The cuts will affect life sciences research and put the careers of young scientists in jeopardy, according to Trudy Mackay, a distinguished professor of genetics at North Carolina State University (NCSU). “We won’t be able to do the work,” she said. “It’s a short-sighted, unmitigated disaster.”
If the sequester does happen, the NSF will fund 1000 fewer grants, according to Ars Technica. The NIH has announced that continuing grants "likely will not reach" the full commitment level in fiscal year 2013 and that fewer new grants will be awarded. Even grants that score top reviews from funding panels may not be funded.
For example, last year Mackay received top reviews for a grant proposal to study the gene expression networks of a population of fruit flies that live two to three times longer than normal flies. “We got great reviews. This could have huge impacts in human quality of life,” she said. But now, she no longer expects the grant to be funded.
Scaling Back, Reducing Personnel
Robert Anholt, also a geneticist at NCSU, has several NIH grants whose budgets were already cut due to NIH reductions last year, including a grant with a perfect score. Additional cuts would force him to scale back his projects, reducing their overall impact.
He also expects to have to reduce personnel. “Some members of the group will no longer have a job in a few months,” said Anholt. And he is not taking on any new graduate students this year. “I can’t afford them.”
Even 2009 Nobel Prize winner for physiology or medicine Carol Greider said at the press conference with Collins last week that her own number of NIH grants dropped from four to two in the last two years. As a result, she has cut her number of trainees in half.

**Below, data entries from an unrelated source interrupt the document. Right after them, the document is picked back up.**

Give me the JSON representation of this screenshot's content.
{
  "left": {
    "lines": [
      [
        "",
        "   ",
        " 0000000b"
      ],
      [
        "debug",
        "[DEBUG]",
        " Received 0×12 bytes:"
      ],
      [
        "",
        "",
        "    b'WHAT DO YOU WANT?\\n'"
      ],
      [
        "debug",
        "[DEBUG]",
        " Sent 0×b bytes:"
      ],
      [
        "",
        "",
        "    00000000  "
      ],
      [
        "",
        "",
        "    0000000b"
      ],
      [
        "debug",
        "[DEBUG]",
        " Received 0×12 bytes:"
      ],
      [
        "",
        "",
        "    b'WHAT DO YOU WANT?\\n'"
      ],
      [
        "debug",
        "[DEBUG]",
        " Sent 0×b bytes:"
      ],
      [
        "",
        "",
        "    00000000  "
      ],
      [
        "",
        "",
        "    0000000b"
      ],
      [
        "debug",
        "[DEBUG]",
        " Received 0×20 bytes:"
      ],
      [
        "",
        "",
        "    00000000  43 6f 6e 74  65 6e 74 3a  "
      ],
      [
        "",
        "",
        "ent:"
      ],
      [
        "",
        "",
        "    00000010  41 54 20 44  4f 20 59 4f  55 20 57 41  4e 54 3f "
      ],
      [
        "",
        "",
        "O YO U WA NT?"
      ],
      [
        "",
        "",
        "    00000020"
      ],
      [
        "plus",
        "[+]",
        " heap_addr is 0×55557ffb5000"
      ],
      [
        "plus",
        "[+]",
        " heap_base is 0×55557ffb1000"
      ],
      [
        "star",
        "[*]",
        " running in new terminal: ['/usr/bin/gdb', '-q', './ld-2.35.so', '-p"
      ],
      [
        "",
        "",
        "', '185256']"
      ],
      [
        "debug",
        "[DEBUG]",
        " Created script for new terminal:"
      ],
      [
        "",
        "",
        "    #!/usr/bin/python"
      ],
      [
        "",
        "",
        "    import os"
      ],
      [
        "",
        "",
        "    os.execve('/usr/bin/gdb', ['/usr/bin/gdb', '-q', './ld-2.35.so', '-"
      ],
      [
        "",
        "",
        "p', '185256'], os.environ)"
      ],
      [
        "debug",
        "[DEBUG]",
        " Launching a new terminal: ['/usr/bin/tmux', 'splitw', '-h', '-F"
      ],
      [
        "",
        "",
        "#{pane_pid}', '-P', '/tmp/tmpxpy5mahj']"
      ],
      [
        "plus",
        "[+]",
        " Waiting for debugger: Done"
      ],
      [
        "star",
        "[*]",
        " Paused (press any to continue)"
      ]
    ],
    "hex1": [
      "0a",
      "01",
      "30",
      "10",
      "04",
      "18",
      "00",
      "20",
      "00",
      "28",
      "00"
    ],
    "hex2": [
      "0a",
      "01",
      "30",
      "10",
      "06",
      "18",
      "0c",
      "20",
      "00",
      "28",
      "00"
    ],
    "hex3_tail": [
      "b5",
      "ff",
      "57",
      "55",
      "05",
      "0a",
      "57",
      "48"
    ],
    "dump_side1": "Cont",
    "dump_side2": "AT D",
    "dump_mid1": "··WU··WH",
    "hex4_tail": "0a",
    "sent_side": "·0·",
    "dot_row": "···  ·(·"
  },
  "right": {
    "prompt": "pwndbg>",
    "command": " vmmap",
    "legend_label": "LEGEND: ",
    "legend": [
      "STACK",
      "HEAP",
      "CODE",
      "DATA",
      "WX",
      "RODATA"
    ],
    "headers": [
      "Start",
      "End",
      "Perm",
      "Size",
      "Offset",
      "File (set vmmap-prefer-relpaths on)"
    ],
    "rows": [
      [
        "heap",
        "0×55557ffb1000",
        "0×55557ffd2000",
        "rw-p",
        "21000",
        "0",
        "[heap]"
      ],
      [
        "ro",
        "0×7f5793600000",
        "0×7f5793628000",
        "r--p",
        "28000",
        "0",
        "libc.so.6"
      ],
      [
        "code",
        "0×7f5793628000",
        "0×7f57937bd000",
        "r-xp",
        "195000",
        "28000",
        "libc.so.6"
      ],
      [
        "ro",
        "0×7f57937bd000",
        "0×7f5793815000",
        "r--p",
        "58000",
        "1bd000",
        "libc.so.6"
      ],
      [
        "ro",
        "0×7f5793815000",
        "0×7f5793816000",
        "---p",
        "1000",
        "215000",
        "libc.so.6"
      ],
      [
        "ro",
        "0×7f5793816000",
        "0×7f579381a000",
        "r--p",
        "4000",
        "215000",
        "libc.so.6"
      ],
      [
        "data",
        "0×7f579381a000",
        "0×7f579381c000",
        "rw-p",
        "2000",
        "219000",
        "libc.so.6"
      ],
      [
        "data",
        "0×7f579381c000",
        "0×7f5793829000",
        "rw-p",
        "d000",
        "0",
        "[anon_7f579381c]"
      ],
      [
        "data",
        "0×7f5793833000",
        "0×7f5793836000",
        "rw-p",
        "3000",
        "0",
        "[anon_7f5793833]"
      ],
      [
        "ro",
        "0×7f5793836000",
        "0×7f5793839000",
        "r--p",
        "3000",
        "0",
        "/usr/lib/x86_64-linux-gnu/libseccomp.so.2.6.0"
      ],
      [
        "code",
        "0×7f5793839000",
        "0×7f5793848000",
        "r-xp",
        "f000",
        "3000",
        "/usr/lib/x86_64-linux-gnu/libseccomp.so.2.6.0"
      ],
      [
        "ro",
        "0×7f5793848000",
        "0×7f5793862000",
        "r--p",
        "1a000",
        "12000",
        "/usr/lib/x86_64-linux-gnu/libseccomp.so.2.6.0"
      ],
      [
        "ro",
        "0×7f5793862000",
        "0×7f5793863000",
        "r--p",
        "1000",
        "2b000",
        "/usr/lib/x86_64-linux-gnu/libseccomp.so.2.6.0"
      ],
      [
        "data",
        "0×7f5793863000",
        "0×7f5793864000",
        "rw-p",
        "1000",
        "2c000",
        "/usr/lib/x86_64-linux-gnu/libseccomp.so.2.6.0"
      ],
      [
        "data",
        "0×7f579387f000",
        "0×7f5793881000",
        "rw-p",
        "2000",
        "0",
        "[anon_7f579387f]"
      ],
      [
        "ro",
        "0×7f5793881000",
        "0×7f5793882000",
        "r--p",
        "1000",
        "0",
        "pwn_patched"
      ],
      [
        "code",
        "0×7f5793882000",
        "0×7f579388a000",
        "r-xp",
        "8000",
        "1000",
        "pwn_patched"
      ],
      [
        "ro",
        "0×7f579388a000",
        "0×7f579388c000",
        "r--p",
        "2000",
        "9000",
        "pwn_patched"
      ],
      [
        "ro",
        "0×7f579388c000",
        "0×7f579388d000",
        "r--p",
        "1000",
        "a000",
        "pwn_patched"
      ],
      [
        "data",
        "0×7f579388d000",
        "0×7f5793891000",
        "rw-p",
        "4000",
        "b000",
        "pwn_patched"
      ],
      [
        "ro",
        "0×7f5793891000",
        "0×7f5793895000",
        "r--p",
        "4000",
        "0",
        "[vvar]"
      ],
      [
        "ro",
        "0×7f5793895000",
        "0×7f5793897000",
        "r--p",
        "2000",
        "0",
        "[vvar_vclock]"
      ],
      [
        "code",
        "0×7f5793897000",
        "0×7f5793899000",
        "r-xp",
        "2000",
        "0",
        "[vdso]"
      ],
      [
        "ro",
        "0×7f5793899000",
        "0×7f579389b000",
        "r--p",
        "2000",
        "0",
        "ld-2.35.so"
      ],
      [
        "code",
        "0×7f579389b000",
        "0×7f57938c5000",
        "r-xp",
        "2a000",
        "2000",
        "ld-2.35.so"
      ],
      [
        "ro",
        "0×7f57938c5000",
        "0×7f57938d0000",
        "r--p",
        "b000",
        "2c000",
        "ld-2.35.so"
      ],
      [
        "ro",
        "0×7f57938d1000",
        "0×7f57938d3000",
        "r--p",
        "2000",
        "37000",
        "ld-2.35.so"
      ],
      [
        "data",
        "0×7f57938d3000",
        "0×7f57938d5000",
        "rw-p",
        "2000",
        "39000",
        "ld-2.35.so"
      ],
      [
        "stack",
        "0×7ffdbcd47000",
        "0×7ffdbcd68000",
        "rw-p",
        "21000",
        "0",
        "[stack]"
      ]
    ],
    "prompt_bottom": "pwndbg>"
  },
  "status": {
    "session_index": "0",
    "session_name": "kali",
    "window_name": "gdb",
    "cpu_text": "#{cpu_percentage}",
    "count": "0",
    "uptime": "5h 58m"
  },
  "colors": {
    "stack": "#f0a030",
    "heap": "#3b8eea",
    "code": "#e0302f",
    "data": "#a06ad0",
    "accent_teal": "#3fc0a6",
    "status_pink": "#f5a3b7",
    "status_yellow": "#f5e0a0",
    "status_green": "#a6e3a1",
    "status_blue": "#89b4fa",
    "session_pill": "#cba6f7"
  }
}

“If a Nobel Laureate is worried, those of us who are just starting should be sweating bullets,” said Christopher Hurt, a new assistant professor in the Division of Infectious Diseases at the University of North Carolina (UNC) at Chapel Hill School of Medicine. “Hopefully it will all sort out, but I’m of little faith.”
In November, Hurt received a near-perfect score on his resubmission of an NIH Career Development Award, but has yet to hear from the NIH. His salary and research have been paid for by an UNC institutional grant since Hurt became a professor in 2011, but that grant runs out in April. “I’m kind of in limbo,” said Hurt.
“This is extremely troublesome for young investigators,” says Anholt. “Their careers are in jeopardy, and this sends a bad message for future students who might want to go into science.”
So is there any chance of preventing the sequester? Not really. President Obama has scheduled a Friday meeting with congressional leaders at the White House to discuss avoiding the fallout. If those talks fail, which seems likely, the White House must direct the government to begin the sequester by 11:59pm on Friday.
For more details about the sequester, check out ScienceInsider’s “Sequestration: A Primer for the Perplexed.”